Of all the online payment options available today, PayPal is the most popular of the small but growing bunch. I’ve had my PayPal account for over 11 years now, and rather like the convenience it affords me. Others do, too. PayPal was a generational staple that has since become a household name that can be used to purchase anything online or offline wherever MasterCard is accepted. Back in the day, people even used to purchase premium accounts from filehosting sites using PayPal. Or, premium multihoster services even. That changed a couple of years ago.
PayPal and filehosters: a bit of history

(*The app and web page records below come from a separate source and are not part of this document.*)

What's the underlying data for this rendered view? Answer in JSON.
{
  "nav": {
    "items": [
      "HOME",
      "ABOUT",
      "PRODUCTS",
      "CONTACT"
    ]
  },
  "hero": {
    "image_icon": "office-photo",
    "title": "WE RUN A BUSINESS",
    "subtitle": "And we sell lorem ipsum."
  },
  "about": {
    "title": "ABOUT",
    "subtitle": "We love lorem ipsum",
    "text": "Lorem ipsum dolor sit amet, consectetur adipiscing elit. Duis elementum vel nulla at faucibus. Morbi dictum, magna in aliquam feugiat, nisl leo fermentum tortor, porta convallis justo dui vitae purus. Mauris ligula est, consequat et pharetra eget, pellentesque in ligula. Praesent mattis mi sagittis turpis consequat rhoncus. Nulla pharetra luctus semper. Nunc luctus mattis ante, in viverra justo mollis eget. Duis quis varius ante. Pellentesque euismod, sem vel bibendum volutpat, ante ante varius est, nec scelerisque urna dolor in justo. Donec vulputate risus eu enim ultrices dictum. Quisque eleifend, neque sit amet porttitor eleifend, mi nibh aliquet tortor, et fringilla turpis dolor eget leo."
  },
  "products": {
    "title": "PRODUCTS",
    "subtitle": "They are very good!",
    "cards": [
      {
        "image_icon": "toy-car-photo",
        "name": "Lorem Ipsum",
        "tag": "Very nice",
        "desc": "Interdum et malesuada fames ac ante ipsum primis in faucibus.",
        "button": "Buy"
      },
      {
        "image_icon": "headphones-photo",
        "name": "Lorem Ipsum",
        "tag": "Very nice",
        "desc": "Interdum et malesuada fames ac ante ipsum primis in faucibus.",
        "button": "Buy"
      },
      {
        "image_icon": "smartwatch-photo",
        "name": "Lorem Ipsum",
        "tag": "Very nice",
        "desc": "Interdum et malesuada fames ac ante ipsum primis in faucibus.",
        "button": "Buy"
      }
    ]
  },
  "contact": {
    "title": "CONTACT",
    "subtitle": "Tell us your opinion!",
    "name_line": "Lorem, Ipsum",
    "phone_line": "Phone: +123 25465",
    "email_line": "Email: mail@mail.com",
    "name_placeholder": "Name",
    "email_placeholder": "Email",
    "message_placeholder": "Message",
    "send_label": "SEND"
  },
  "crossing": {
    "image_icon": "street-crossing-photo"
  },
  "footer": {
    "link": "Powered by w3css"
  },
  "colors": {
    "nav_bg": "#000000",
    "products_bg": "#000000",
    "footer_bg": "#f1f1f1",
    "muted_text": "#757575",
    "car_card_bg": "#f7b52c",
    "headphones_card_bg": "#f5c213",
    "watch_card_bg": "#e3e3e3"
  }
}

A few months after Megaupload.com, a formerly popular filehosting and sharing site, was taken down by the US Government (January 19, 2012), PayPal took an official stance against filehosting sites and newsgroups: any site that used PayPal to process member payments and also allowed users to download files on a mass scale was on their cut off list. Prior to the Megaupload takedown, many filehosting sites relied on PayPal to process premium account member payments. On some hoster sites, it is reported that as many as 90% of members’ payments were handled by PayPal.
This filehosting site ban by PayPal not only financially crippled some filehosters, but really screwed up premium members’ ability to pay for the download services they wanted, too.
PayPal did offer a way for some filehosting services to continue to use PayPal to process, payments… but it meant filehosters being required to sell out member’s info for money, basically. You can read more about PayPal’s compromise for filehosters over on Torrentfreak. Bottom line, though, most people wouldn’t want their filehosting site or multihoster to log all their activity, at least I sure wouldn’t.
Around that time – June or July of 2012, PayPal was officially no longer a choice for users to pay for premium accounts or multihoster services.
2014 – How to pay for multihosters using PayPal
To this day, it’s rare to find a filehosting site or multihoster that offers direct PayPal payments for premium download services. However, indirectly there are a couple of options.
First, some third-party payment processors like Regnow and 2Checkout give vendors (which are the multihoster sites and filehosting sites accepting payments) the option of receiving PayPal payments through their service. For example, Zevera accepts PayPal payments using Regnow. This is a way filehosters or multihoster services skirt PayPal’s limitations: by using a third-party service to accept PayPal payments on their behalf.
A second option is to use the PayPal MasterCard debit card. It works just like a bank-issued debit card with the MasterCard logo on it, except it’s tied to your PayPal account. Even if a multihoster service doesn’t accept indirect PayPal payments, most accept credit cards, and you can use your PayPal debit card to purchase multihoster services from these providers. As an added bonus, you get 1% cash back when making online purchases or “signature” purchases at local stores with the PayPal debit card. Some people get 1.5% cash back (I do), but I think you’re limited to 1% now, but still: it’s free money, essentially.
Choosing a multihoster service
Personally, I’d avoid buying premium accounts or multihoster accounts from a provider that accepts direct PayPal payments. In order for the service to comply with PayPal’s terms, they have to track a lot of your activity. Putdrive goes into some detail on their payments page (it’s a popup: can’t link to it directly) about why multihosters or filehosters that accept PayPal [directly] shouldn’t be trusted to keep your download and upload activities private.
I love PayPal and love the convenience, but PayPal wants way too much information from filehosting sites and multihosters to entrust download service providers that are willing to work with PayPal just to accept payments through them.
My best advice when using a premium multihoster service is this: every time you want to renew your multihoster package, just sign up for a new account instead. Use a new email address, new password and if possible, a different form of payment each time. While the multihosters I recommend are privacy focused, I don’t think you could ever be too cautious when trying to obscure your online activities.